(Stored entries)

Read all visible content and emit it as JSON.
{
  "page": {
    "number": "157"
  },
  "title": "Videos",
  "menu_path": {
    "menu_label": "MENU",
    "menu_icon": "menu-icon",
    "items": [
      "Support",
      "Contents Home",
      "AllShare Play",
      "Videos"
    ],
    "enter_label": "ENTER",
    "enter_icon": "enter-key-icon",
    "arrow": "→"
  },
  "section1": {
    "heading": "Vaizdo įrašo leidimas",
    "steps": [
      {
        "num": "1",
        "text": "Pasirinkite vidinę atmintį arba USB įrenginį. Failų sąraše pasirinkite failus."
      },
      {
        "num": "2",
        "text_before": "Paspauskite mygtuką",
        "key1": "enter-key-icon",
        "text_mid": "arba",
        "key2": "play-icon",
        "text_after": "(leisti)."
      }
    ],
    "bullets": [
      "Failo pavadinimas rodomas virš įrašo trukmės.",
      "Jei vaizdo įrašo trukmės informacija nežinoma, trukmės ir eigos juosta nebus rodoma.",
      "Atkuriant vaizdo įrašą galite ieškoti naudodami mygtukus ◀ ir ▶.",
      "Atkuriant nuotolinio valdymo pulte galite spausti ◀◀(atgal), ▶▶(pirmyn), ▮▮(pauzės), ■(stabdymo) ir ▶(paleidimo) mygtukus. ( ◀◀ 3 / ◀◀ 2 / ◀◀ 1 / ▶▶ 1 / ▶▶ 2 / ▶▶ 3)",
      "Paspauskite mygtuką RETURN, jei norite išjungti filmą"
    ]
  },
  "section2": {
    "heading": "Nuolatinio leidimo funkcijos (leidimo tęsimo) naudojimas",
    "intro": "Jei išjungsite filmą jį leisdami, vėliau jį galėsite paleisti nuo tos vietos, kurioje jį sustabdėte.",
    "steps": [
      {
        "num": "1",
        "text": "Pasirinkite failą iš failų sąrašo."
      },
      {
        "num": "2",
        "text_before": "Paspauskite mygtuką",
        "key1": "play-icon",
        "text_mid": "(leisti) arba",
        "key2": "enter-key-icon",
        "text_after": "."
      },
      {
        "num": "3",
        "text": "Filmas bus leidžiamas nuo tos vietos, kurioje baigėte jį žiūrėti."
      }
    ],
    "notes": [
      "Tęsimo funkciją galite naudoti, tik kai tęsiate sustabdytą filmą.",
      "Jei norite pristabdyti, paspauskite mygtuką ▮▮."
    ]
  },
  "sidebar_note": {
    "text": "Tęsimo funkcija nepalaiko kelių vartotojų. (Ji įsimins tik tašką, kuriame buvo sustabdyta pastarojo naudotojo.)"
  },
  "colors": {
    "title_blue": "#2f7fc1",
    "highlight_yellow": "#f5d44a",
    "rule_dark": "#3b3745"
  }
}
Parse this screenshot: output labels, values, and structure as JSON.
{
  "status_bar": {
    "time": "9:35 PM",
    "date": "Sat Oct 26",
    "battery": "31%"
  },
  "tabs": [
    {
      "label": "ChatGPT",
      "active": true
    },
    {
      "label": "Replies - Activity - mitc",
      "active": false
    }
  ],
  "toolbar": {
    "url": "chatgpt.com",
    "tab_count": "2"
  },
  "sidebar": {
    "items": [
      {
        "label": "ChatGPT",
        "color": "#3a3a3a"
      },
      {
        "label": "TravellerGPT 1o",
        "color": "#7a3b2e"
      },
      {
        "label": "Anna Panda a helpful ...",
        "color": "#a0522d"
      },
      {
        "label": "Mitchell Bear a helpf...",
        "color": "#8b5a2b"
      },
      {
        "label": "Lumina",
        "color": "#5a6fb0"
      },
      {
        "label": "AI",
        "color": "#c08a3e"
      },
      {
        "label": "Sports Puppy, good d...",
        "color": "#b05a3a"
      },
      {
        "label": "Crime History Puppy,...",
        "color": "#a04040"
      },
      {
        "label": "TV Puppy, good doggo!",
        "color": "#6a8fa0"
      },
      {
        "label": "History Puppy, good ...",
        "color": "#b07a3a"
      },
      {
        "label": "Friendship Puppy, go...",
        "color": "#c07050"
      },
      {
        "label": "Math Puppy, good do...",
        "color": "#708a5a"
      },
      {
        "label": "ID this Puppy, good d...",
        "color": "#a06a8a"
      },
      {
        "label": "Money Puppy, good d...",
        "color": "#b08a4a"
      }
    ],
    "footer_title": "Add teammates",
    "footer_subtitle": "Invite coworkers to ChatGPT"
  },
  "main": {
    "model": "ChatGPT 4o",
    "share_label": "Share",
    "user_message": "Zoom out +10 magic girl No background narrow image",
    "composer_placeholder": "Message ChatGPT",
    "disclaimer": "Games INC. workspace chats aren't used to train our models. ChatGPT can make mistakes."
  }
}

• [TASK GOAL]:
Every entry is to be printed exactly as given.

• [REPLY]:
Read all visible content and emit it as JSON.
{
  "page": {
    "number": "157"
  },
  "title": "Videos",
  "menu_path": {
    "menu_label": "MENU",
    "menu_icon": "menu-icon",
    "items": [
      "Support",
      "Contents Home",
      "AllShare Play",
      "Videos"
    ],
    "enter_label": "ENTER",
    "enter_icon": "enter-key-icon",
    "arrow": "→"
  },
  "section1": {
    "heading": "Vaizdo įrašo leidimas",
    "steps": [
      {
        "num": "1",
        "text": "Pasirinkite vidinę atmintį arba USB įrenginį. Failų sąraše pasirinkite failus."
      },
      {
        "num": "2",
        "text_before": "Paspauskite mygtuką",
        "key1": "enter-key-icon",
        "text_mid": "arba",
        "key2": "play-icon",
        "text_after": "(leisti)."
      }
    ],
    "bullets": [
      "Failo pavadinimas rodomas virš įrašo trukmės.",
      "Jei vaizdo įrašo trukmės informacija nežinoma, trukmės ir eigos juosta nebus rodoma.",
      "Atkuriant vaizdo įrašą galite ieškoti naudodami mygtukus ◀ ir ▶.",
      "Atkuriant nuotolinio valdymo pulte galite spausti ◀◀(atgal), ▶▶(pirmyn), ▮▮(pauzės), ■(stabdymo) ir ▶(paleidimo) mygtukus. ( ◀◀ 3 / ◀◀ 2 / ◀◀ 1 / ▶▶ 1 / ▶▶ 2 / ▶▶ 3)",
      "Paspauskite mygtuką RETURN, jei norite išjungti filmą"
    ]
  },
  "section2": {
    "heading": "Nuolatinio leidimo funkcijos (leidimo tęsimo) naudojimas",
    "intro": "Jei išjungsite filmą jį leisdami, vėliau jį galėsite paleisti nuo tos vietos, kurioje jį sustabdėte.",
    "steps": [
      {
        "num": "1",
        "text": "Pasirinkite failą iš failų sąrašo."
      },
      {
        "num": "2",
        "text_before": "Paspauskite mygtuką",
        "key1": "play-icon",
        "text_mid": "(leisti) arba",
        "key2": "enter-key-icon",
        "text_after": "."
      },
      {
        "num": "3",
        "text": "Filmas bus leidžiamas nuo tos vietos, kurioje baigėte jį žiūrėti."
      }
    ],
    "notes": [
      "Tęsimo funkciją galite naudoti, tik kai tęsiate sustabdytą filmą.",
      "Jei norite pristabdyti, paspauskite mygtuką ▮▮."
    ]
  },
  "sidebar_note": {
    "text": "Tęsimo funkcija nepalaiko kelių vartotojų. (Ji įsimins tik tašką, kuriame buvo sustabdyta pastarojo naudotojo.)"
  },
  "colors": {
    "title_blue": "#2f7fc1",
    "highlight_yellow": "#f5d44a",
    "rule_dark": "#3b3745"
  }
}
Parse this screenshot: output labels, values, and structure as JSON.
{
  "status_bar": {
    "time": "9:35 PM",
    "date": "Sat Oct 26",
    "battery": "31%"
  },
  "tabs": [
    {
      "label": "ChatGPT",
      "active": true
    },
    {
      "label": "Replies - Activity - mitc",
      "active": false
    }
  ],
  "toolbar": {
    "url": "chatgpt.com",
    "tab_count": "2"
  },
  "sidebar": {
    "items": [
      {
        "label": "ChatGPT",
        "color": "#3a3a3a"
      },
      {
        "label": "TravellerGPT 1o",
        "color": "#7a3b2e"
      },
      {
        "label": "Anna Panda a helpful ...",
        "color": "#a0522d"
      },
      {
        "label": "Mitchell Bear a helpf...",
        "color": "#8b5a2b"
      },
      {
        "label": "Lumina",
        "color": "#5a6fb0"
      },
      {
        "label": "AI",
        "color": "#c08a3e"
      },
      {
        "label": "Sports Puppy, good d...",
        "color": "#b05a3a"
      },
      {
        "label": "Crime History Puppy,...",
        "color": "#a04040"
      },
      {
        "label": "TV Puppy, good doggo!",
        "color": "#6a8fa0"
      },
      {
        "label": "History Puppy, good ...",
        "color": "#b07a3a"
      },
      {
        "label": "Friendship Puppy, go...",
        "color": "#c07050"
      },
      {
        "label": "Math Puppy, good do...",
        "color": "#708a5a"
      },
      {
        "label": "ID this Puppy, good d...",
        "color": "#a06a8a"
      },
      {
        "label": "Money Puppy, good d...",
        "color": "#b08a4a"
      }
    ],
    "footer_title": "Add teammates",
    "footer_subtitle": "Invite coworkers to ChatGPT"
  },
  "main": {
    "model": "ChatGPT 4o",
    "share_label": "Share",
    "user_message": "Zoom out +10 magic girl No background narrow image",
    "composer_placeholder": "Message ChatGPT",
    "disclaimer": "Games INC. workspace chats aren't used to train our models. ChatGPT can make mistakes."
  }
}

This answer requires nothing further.